Until next time,

Your Reluctant RoVer,

Linda


Tuesday, June 20, 2017

Any (mis)adventures this trip? Well...

We are home. It was a great vacation, even though it rained a lot and we didn't catch any fish. And, it was almost uneventful. A Segall-Cullipher trip wouldn't be complete without a little (mis)adventure, would it?

With rain definitely in the forecast for early evening yesterday (the forecaster did not lie), we decided to head into Live Oak, to find an auto parts store for a light bulb and to go to dinner.

The first two auto parts stores did not have the bulb, but the third one did. He came out of the NAPA store with his 69 cent light bulb, happy as a lark. He started the car, put it into reverse, and...backed into a post! At least it wasn't a palm tree.
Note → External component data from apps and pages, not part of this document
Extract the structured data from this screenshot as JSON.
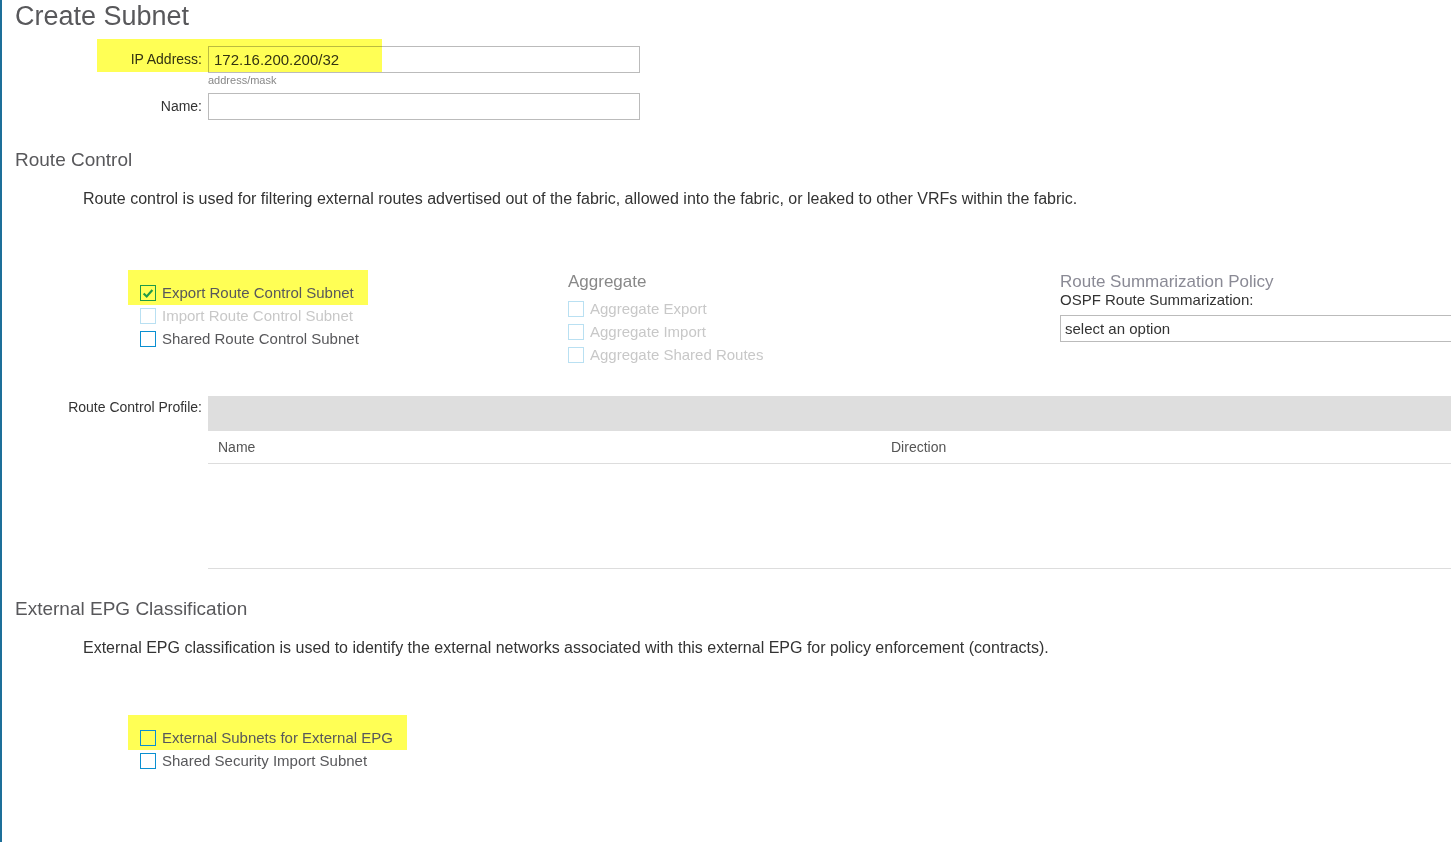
{
  "title": "Create Subnet",
  "fields": [
    {
      "label": "IP Address:",
      "value": "172.16.200.200/32",
      "hint": "address/mask",
      "highlighted": true
    },
    {
      "label": "Name:",
      "highlighted": false
    }
  ],
  "route_control": {
    "heading": "Route Control",
    "description": "Route control is used for filtering external routes advertised out of the fabric, allowed into the fabric, or leaked to other VRFs within the fabric.",
    "options": [
      {
        "label": "Export Route Control Subnet",
        "checked": true,
        "disabled": false,
        "highlighted": true
      },
      {
        "label": "Import Route Control Subnet",
        "checked": false,
        "disabled": true,
        "highlighted": false
      },
      {
        "label": "Shared Route Control Subnet",
        "checked": false,
        "disabled": false,
        "highlighted": false
      }
    ],
    "aggregate": {
      "heading": "Aggregate",
      "options": [
        {
          "label": "Aggregate Export",
          "checked": false,
          "disabled": true,
          "highlighted": false
        },
        {
          "label": "Aggregate Import",
          "checked": false,
          "disabled": true,
          "highlighted": false
        },
        {
          "label": "Aggregate Shared Routes",
          "checked": false,
          "disabled": true,
          "highlighted": false
        }
      ]
    },
    "summarization": {
      "heading": "Route Summarization Policy",
      "label": "OSPF Route Summarization:",
      "placeholder": "select an option"
    },
    "profile": {
      "label": "Route Control Profile:",
      "columns": [
        "Name",
        "Direction"
      ]
    }
  },
  "external_epg": {
    "heading": "External EPG Classification",
    "description": "External EPG classification is used to identify the external networks associated with this external EPG for policy enforcement (contracts).",
    "options": [
      {
        "label": "External Subnets for External EPG",
        "checked": false,
        "disabled": false,
        "highlighted": true
      },
      {
        "label": "Shared Security Import Subnet",
        "checked": false,
        "disabled": false,
        "highlighted": false
      }
    ]
  }
}
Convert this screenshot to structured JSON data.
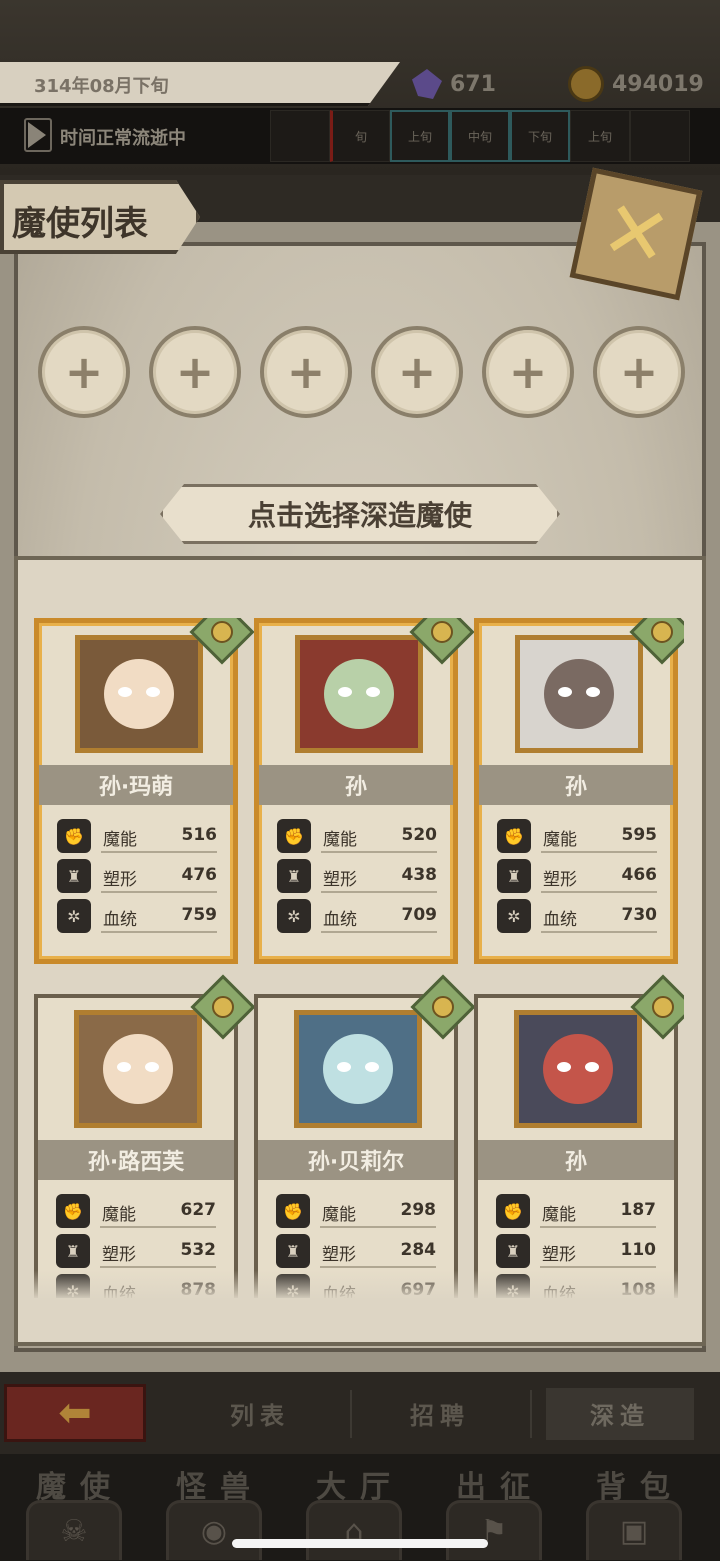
{
  "status": {
    "date": "314年08月下旬",
    "gems": "671",
    "gold": "494019",
    "time_flow": "时间正常流逝中",
    "period_ticks": [
      "",
      "旬",
      "上旬",
      "中旬",
      "下旬",
      "上旬",
      ""
    ]
  },
  "panel": {
    "title": "魔使列表",
    "close_icon": "close-x-icon",
    "slot_symbol": "+",
    "select_prompt": "点击选择深造魔使"
  },
  "stat_labels": {
    "magic": "魔能",
    "shape": "塑形",
    "blood": "血统"
  },
  "cards": [
    {
      "name": "孙·玛萌",
      "magic": "516",
      "shape": "476",
      "blood": "759",
      "selected": true
    },
    {
      "name": "孙",
      "magic": "520",
      "shape": "438",
      "blood": "709",
      "selected": true
    },
    {
      "name": "孙",
      "magic": "595",
      "shape": "466",
      "blood": "730",
      "selected": true
    },
    {
      "name": "孙·路西芙",
      "magic": "627",
      "shape": "532",
      "blood": "878",
      "selected": false
    },
    {
      "name": "孙·贝莉尔",
      "magic": "298",
      "shape": "284",
      "blood": "697",
      "selected": false
    },
    {
      "name": "孙",
      "magic": "187",
      "shape": "110",
      "blood": "108",
      "selected": false
    }
  ],
  "subnav": {
    "back_icon": "arrow-left-icon",
    "tabs": [
      "列表",
      "招聘",
      "深造"
    ],
    "active": "深造"
  },
  "mainnav": [
    "魔使",
    "怪兽",
    "大厅",
    "出征",
    "背包"
  ]
}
I suppose we could blame the ding on the backup camera. The Ford Edge's camera has been screwy for some time now but currently works--sort of. Its images are in clear color but are upside down! Neither of us has quite mastered the upside-down pictures, so we do look over our shoulder and in the rearview mirror as we back up. I guess Jim didn't look closely enough. And he didn't pay attention to those annoying warning bells either. Oh, well. It's just a little owie.

Just a little ding...
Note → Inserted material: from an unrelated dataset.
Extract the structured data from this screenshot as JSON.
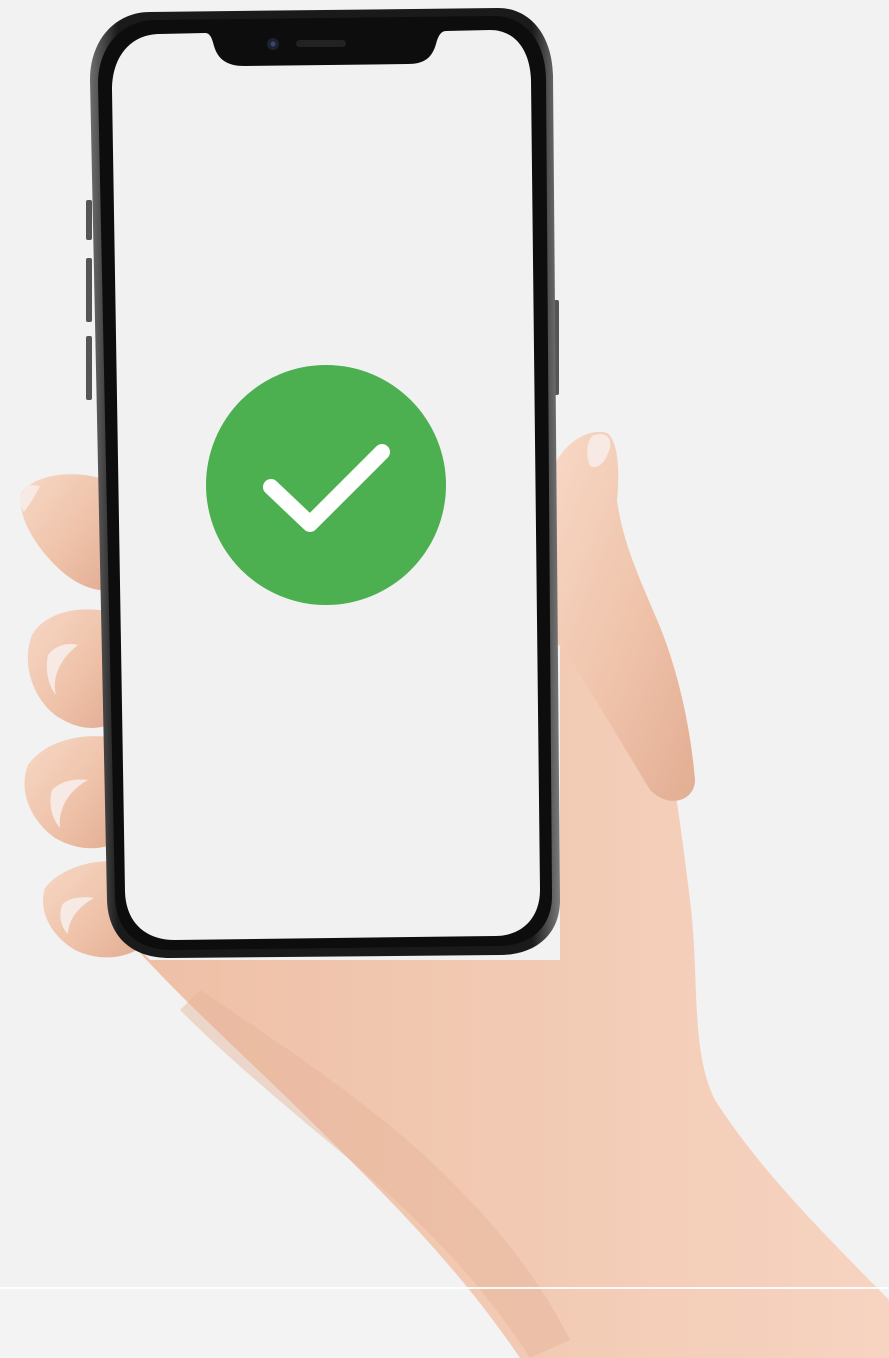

We had a second (mis)adventure just as we got onto I95 in Jacksonville. All of a sudden, the engine lurched a bit and then quit working. Jim, as usual, was driving in the right-hand lane and managed to coast to a stop safely on the side of the road.

The problem? We ran out of fuel.

A couple of years ago the fuel gauge in the RV stopped working. Jim had worked on it, and it seemed to give a read out, but he didn't trust the sensors. Instead, he uses mileage to gauge when we should get more diesel. Unfortunately, we had been running the generator quite a bit since our last fill-up, and it must have used more fuel than he realized. (The generator uses the same fuel as the engine.)

Good Sam came to the rescue, however, thanks to our roadside assistance insurance. So did the Florida Road Ranger. We called our emergency road service number and told them we ran out of fuel. While we waited for the road service to come to our aid, a Florida Road Ranger pulled up and asked how he could help us. When we told him we were waiting for roadside assistance, he said he would wait until they came. He put out traffic cones to help ensure safety and even offered us water!

Roadside assistance came, provided us with five gallons of diesel, primed the fuel injector, and even made sure we made it to a filling station.
Filling up an empty Junior
The nearest filling station we could get into had a very slow diesel pump. I think it took us nearly an hour to put in 100 gallons.

So, we did have our little (mis)adventures this trip. Thank goodness they were small.

Until next time,

Your Reluctant RoVer,

Linda